One Hundred Aspects of the Moon: no. 87, Moon of Kintoki's mountain
(Tsuki hyakushi: Kintokiyama no tsuki)

signed Yoshitoshi with artist's seal Yoshitoshi, and published by Akiyama Buemon, ca. 1890
oban tate-e 13 7/8 by 9 1/2 in., 35.2 by 24.1 cm
The red subject of this composition is Kintoki, a Japanese folk hero with a friendly demeanor and superhuman strength. Abandoned at birth in the Ashigara Mountains by a ronin, Kintoki was raised by the deity Yamauba who named him Kintaro (lit. Golden Boy). Later in life, he was taken under the wing of warrior Minamoto no Yorimitsu (948-1021) and who renamed him Kintoki to mark his growth into maturity. Kintoki was one of Yorimitu's four legendary retainers, and their adventures would be source material for a number of Yoshitoshi’s designs.
In his youth, Kintoki was friends with the animals of the forest, as well as the fierce monk-warriors, tengu (depicted either with bird-like beaks or extremely long noses), who taught him fantastical martial arts. Yoshitoshi depicts him watching his companions, a monkey and rabbit, while they play-wrestle. He wears young boy's clothes and is generously endowed with rolls of baby fat.

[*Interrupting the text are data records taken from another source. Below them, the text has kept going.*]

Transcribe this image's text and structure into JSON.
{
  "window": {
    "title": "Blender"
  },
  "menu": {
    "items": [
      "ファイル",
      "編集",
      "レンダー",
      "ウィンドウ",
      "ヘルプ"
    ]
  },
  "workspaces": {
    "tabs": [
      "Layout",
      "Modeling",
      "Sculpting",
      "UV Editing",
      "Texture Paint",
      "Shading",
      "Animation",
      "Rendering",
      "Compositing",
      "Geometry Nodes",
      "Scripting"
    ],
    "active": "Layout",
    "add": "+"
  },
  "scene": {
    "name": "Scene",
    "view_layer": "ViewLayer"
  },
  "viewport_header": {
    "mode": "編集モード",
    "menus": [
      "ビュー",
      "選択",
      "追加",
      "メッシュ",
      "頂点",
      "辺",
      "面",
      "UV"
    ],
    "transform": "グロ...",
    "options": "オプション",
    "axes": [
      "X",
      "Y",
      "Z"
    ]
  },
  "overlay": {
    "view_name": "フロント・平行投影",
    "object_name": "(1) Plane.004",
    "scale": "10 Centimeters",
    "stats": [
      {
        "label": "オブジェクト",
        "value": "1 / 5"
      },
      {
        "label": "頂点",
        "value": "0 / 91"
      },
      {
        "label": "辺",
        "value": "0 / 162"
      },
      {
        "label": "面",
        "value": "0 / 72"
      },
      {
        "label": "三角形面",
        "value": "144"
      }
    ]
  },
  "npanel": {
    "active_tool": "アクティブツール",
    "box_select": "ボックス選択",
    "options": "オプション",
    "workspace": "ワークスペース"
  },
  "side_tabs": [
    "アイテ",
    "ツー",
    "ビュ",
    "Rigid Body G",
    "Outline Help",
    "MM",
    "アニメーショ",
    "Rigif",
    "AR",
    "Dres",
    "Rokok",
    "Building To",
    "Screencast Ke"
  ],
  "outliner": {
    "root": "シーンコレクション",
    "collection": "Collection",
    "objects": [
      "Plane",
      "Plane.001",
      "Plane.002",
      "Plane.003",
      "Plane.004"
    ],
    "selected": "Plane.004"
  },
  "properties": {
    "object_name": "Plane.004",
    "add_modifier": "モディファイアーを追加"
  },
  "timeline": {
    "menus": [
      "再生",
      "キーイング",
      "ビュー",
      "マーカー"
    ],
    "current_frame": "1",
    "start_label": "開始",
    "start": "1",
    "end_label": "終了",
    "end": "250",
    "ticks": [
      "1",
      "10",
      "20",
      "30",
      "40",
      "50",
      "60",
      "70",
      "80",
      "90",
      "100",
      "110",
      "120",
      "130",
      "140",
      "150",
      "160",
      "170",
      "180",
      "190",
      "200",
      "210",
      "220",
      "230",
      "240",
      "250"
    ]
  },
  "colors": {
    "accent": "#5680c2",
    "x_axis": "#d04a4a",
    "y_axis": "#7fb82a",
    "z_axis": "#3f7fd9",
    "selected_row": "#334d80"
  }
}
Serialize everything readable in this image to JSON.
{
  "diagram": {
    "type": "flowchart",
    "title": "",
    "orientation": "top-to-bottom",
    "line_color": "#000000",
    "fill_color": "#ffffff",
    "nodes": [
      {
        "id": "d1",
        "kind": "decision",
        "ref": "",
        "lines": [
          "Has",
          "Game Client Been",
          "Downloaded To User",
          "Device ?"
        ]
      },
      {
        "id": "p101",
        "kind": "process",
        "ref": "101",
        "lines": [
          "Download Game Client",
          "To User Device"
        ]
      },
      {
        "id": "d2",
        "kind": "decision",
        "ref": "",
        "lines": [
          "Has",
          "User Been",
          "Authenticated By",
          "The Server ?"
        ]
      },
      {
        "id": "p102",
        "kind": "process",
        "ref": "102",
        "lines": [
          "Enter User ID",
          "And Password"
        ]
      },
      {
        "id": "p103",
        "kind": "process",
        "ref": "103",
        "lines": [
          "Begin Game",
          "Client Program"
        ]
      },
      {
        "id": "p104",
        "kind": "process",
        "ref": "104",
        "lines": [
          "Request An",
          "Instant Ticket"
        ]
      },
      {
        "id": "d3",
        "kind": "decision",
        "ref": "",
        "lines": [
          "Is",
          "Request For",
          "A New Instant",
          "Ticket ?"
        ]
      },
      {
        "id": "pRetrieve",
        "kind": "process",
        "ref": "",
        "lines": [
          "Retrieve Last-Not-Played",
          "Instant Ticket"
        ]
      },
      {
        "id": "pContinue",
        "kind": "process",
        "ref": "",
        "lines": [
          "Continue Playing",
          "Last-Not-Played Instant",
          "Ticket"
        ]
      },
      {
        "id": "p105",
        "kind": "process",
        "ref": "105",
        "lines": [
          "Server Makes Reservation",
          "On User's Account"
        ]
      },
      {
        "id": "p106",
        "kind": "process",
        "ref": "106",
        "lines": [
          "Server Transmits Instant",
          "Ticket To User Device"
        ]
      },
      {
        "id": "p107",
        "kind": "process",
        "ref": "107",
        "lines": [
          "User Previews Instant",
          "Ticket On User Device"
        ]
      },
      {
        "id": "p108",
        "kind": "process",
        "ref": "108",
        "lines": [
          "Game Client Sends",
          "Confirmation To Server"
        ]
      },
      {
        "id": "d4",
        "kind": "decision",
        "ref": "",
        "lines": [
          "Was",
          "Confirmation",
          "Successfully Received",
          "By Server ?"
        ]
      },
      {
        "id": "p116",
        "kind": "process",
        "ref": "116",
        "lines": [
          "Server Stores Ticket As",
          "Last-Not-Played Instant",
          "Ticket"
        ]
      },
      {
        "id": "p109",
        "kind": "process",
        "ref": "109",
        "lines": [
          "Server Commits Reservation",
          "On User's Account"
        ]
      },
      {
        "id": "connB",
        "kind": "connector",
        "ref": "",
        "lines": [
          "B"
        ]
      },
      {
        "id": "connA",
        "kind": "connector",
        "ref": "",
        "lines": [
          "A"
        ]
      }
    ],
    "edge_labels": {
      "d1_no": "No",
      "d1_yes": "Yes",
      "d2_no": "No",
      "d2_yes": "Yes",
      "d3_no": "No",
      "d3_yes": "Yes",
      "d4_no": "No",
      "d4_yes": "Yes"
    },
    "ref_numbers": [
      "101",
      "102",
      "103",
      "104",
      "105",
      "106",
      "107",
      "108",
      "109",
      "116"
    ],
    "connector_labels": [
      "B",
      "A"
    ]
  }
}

John Stevenson, Yoshitoshi's One Hundred Aspects of the Moon, 2001, cat. no. 87
price: Sold